5. Increased Data Security & Retrieve-ability
Record keeping in hospitals is a mandatory bane with two challenges: keeping the data safe with only authorized personnel getting access to it and retrieving it in the minimum possible time. Add to these the perennial problems of space shortage, protection from natural elements and protection from pest damage etc.
HIS is the perfect solution for these problems. All the data is stored on the server or cloud, keeping it safe. Since HIS works on logins, data security is becomes a non-issue offering data access based on the role of the person – Receptionist, doctor, nurse, radiologist etc. Retrieve- ability of data stored on a server or cloud is only a matter of few clicks and the data will appear on the screen within seconds.
6. Improved Patient Care
Improved access to patient data and improved work efficiency means better and faster clinical decisions. In this age of evidence based medicine, the faster the clinician gets the diagnostic reports and the quicker her orders are implemented the faster is the patient recovery and the better it is on the patient care index. With automation, all departments in the hospitals are inter- connected and the faster information access further improves the quality of patient care and the resultant bed turnover in the hospital.

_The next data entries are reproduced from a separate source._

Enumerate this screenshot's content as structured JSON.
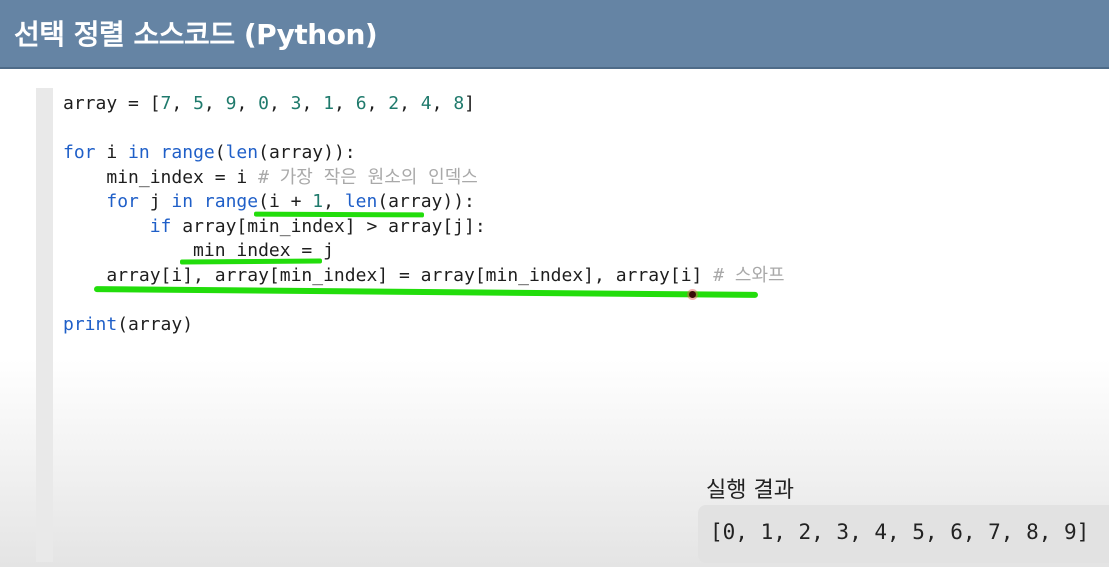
{
  "header": {
    "title": "선택 정렬 소스코드 (Python)"
  },
  "code": {
    "line1": {
      "name": "array",
      "assign": " = [",
      "numbers": [
        "7",
        "5",
        "9",
        "0",
        "3",
        "1",
        "6",
        "2",
        "4",
        "8"
      ],
      "close": "]"
    },
    "line3": {
      "for_kw": "for",
      "var": " i ",
      "in_kw": "in",
      "range_fn": "range",
      "open": "(",
      "len_fn": "len",
      "rest": "(array)):"
    },
    "line4": {
      "code": "min_index = i ",
      "comment": "# 가장 작은 원소의 인덱스"
    },
    "line5": {
      "for_kw": "for",
      "var": " j ",
      "in_kw": "in",
      "range_fn": "range",
      "open": "(i + ",
      "one": "1",
      "comma": ", ",
      "len_fn": "len",
      "rest": "(array)):"
    },
    "line6": {
      "if_kw": "if",
      "rest": " array[min_index] > array[j]:"
    },
    "line7": {
      "code": "min_index = j"
    },
    "line8": {
      "code": "array[i], array[min_index] = array[min_index], array[i] ",
      "comment": "# 스와프"
    },
    "line10": {
      "print_fn": "print",
      "rest": "(array)"
    }
  },
  "result": {
    "label": "실행 결과",
    "value": "[0, 1, 2, 3, 4, 5, 6, 7, 8, 9]"
  },
  "colors": {
    "header_bg": "#6584a4",
    "keyword": "#1f5fc8",
    "number": "#1f7a6c",
    "comment": "#a9a9a9",
    "highlight": "#22dd0b",
    "result_bg": "#e2e2e2"
  }
}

HIS is more than an IT solution, it helps you offer clear information, rapidly for better patient care while ensuring that the hospital operates efficiently and improved profitability by plugging revenue leakage. Additionally, an excellent complementary solution to an HIS is a hospital insurance claims management solution to streamline the way your hospital manages patient insurance claims and settlements.
An increasingly sophisticated health technology definitely does not come cheap. We have to understand that all first world national healthcare systems face a range of challenges; one of which is the ageing population. People are living longer. So what does this imply? This means an increased health needs but the working population generating income to pay for healthcare system is reduced. So one consideration would be, is the high cost which comes with high technology economically viable for the government?
2. Requires fast time to Adapt
As we know, technology is constantly evolving. Many a time there will be new softwares, new upgrades, new way of doing things. In order to keep up with the competitive edge, hospital staff has to keep up with such changes. This can be a struggle for some, especially for the older staff.
3. Over-Dependency on Technology
While once the staff has adapted to the new way of work, there comes the next problem. It is not uncommon for a computer system to face technical errors. The health care informatics system is no exception. This problem is especially crucial in the Accident & Emergency (A&E) Department. Various departments in the hospital are interconnected by a common information system. When one department is down, others are affected. For example, a patient was rushed into the A&E Department. When there is an error while retrieving blood analysis information, the rest of the procedures following it will be delayed. This will cause huge inconveniences, or worse; it may even have adverse effects in the patient’s health condition.
4. Susceptibility of Network Hackers
Patients’ medical history and other health information should be kept confidential for ethical and legal reasons. While the health care system network is definitely equipped with security measures, it is not impossible for network hacking to occur. Hence, this is certainly a vulnerability of Health Informatics.